Submitted to: Research Workers in Animal Diseases Conference Proceedings
Publication Type: Abstract Only
Publication Acceptance Date: 9/9/2004
Publication Date: 11/14/2004
Citation: Wesley, I.V., Muraoka, W.T., Bouchard, C.T., Scupham, A.J., Trampel, D. 2004. Prevalence of Campylobacter jejuni (CJ) and Campylobacter coli (CC) in market weight turkeys pre- and post-transport [abstract]. Conference of Research Workers in Animal Diseases. p. 114.
Technical Abstract: GOAL: To compare the prevalence of Campylobacter spp., especially C. jejuni (CJ) and C. coli (CC) in turkeys pre-(Time 1) and post-(Time 2) transport on six farms (January - March 2004). METHODS: Cloacal swabs (n = 120) were collected on-farm (Time 1) within 24 h of transport. At the abattoir (Time 2), cloacal swabs (n = 120) of live birds from the same flock were taken prior to stunning and placed in blood-free enrichment broth (BFEB). Crops (n = 50) and ceca (n = 50) were harvested immediately after evisceration, 10% suspensions prepared in buffered peptone water, enriched in BFEB (24 h, 42 C), and subcultured to Campy Cefex agar. Presumptive Campylobacter colonies (3/plate) were streaked to blood agar and identified as CJ or CC by a multiplex PCR. RESULTS: Overall, the prevalence of Campylobacter spp. on-farm (Time 1, 70-100%) and after transport and holding (Time 2; 86% to 100%) were comparable. When individual flocks were evaluated, Time 2 prevalence was higher on only one of the six premises (0.02 p < 0.05). Likewise, when data from all farms were combined, there were no significant differences in the prevalence of CJ and CC between Time 1 and Time 2. Statistically significant differences did emerge when farms were analyzed individually. Campylobacter spp. was recovered more frequently from the ceca (67.4%) than from the crop (26.3%) when data from all farms was combined. By X**2 analysis, differences in the prevalence of CJ and CC between individual farms again emerged for ceca and crop.
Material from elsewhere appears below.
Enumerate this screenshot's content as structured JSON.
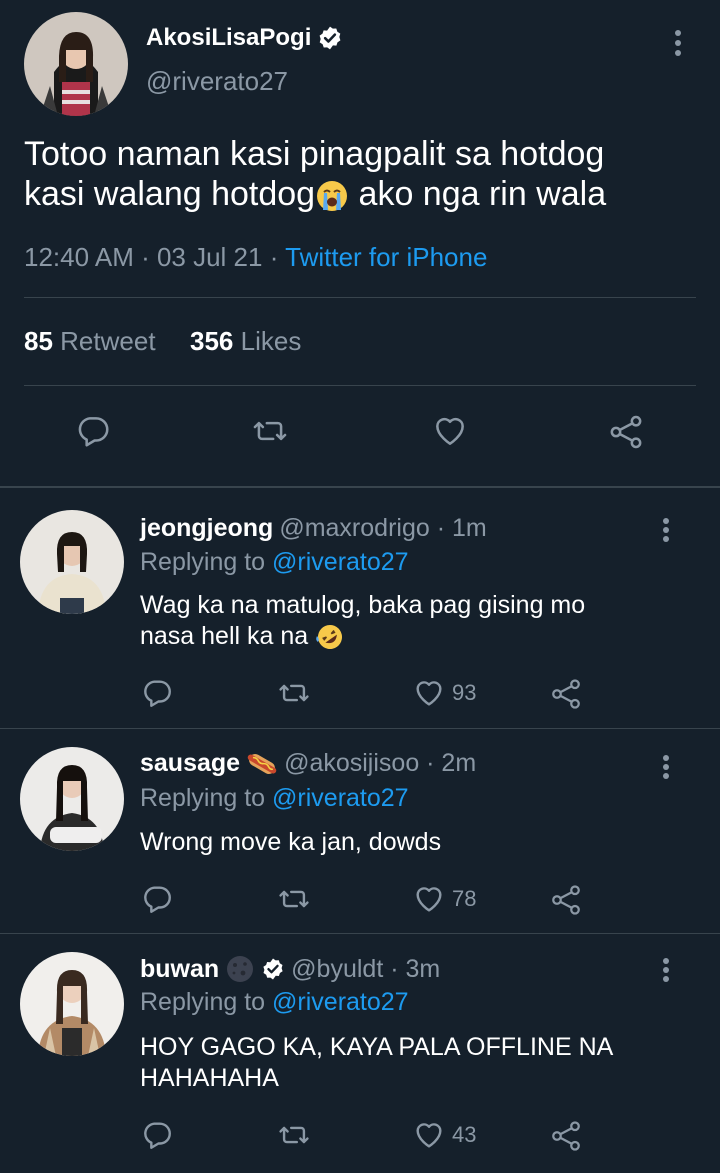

CONCLUSION: Shifts in Campylobacter spp. prevalence associated with "transport stress" emerge when individual flocks are evaluated. This may reflect either variations in on-farm management practices, seasonality, or lack of sensitive analytical methods to critically evaluate the true impact of transport stress on the dynamics of Campylobacter.